From Nunavik to Rideau Hall: How Mary Simon's home will shape her future as Governor General
KUUJJUAQ, QUE. -- In the Inuit region of Nunavik in northern Quebec, the family and friends of Canada’s newest Governor General, Mary Simon, swell with pride as they reflect on how far she’s come.
The former ambassador and prominent Inuk leader, who was installed as the country’s 30th Governor General on Monday, was born in one of the area’s tiny villages, Kangiqsualujjuaq, located on the east coast of Ungava Bay.
It’s a place where the treeline fades into tundra, the huskies roam free, and the stunted vegetation remind of the perseverance it takes to survive.
“The land teaches a lot. The land teaches you to respect. The land teaches you to be human to everyone,” Annie Popert, Simon’s sister, explained to CTV News.
Popert said her sister learned some of her most profound and enduring lessons from the land, as she fondly recalled them picking berries together as children in the summertime.
Those lessons appeared to serve her well as she navigated the trials of attending a federal day school in Kujjuak – a 40-minute flight southwest of her birthplace – in the 1950s.
“With Mary… we always knew that something perhaps special would come about,” Popert shared.
Simon’s strength of character was tested, and perhaps forged, during those years at a government-run school where Indigenous children were forced to speak English as their Inuit culture was systematically washed away.
Popert remembers her brother Johnny and his friends arriving late for school and one of the teachers would shoot a BB gun at their legs as punishment.
“That was pretty awful to watch,” she said.
Dennis Lock, Popert’s son and Simon’s nephew, shared his thoughts on what his aunt’s new role as Governor General means to his people.
“It’s what the country needs right now,” he said, particularly in light of the recent discoveries of the remains of hundreds of Indigenous children who died attending residential schools across Canada.
“With everything that’s been going on with all the kids they’ve been finding...” Lock said before trailing off. “I’m getting emotional.”
As Lock steers a boat down the Koksoak River, the land where the “old Kujjuak” is located is visible. That’s where Simon and Popert’s family used to live, until after the Second World War, when the Americans turned over an airbase to the Canadian government and the community resettled there.
Returning to Kujjuak’s former location, however, is how Popert reconnects with her childhood.

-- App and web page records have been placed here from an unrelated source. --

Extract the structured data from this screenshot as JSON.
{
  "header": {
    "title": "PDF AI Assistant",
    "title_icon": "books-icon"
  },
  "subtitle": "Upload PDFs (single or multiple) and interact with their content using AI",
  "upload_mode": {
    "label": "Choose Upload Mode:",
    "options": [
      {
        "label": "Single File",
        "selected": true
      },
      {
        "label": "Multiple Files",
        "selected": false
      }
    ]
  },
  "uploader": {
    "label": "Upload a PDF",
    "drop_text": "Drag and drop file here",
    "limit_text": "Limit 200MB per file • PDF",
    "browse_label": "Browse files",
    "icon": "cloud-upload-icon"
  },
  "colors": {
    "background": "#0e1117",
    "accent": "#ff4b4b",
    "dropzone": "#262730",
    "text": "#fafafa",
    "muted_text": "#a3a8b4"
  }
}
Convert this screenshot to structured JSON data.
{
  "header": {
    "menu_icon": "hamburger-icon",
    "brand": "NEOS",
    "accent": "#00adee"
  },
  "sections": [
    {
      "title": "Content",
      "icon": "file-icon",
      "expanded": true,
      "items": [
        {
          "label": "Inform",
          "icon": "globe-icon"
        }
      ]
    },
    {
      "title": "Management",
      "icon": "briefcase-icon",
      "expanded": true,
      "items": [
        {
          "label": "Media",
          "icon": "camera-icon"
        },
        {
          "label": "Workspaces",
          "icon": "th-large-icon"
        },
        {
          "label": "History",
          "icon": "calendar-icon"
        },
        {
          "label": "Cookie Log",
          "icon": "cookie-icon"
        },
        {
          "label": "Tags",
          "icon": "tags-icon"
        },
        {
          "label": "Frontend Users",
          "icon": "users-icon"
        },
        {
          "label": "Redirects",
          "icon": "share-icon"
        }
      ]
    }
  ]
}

“We lived here for a good number of years when my father was transferred from the Kangiqsualujjuaq outpost camp,” she said.
Popert and Simon’s father, a white man who spoke Inuktitut, ran a Hudson Bay Company trading post, which is how he met their mother, an Inuk woman. The family moved around Nunavik when the children were young before settling on Kujjuak.
Willy Etok’s father used to trade fur with Simon’s father at the Kangiqsualujjuaq outpost camp. He said Simon will make a difference in her new role as Governor General and put their people on the map.
David Annanack, the mayor of Kangiqsualujjuaq who grew up with Simon, is of the same opinion.
“Yes it will for all the First Nations. It will help them to create their future because we’ve been put aside too long,” he said.
As Popert tours her old homeland, she’s reminded of her late grandmother and the stories she would tell of overcoming adversity.
“I think the resiliency is in me and my siblings and Mary, but it’s in all Inuit,” she said.
It’s that spirit that will guide Simon in her new position, according to Popert, and help her to achieve a brighter tomorrow for generations of Indigenous Peoples to come.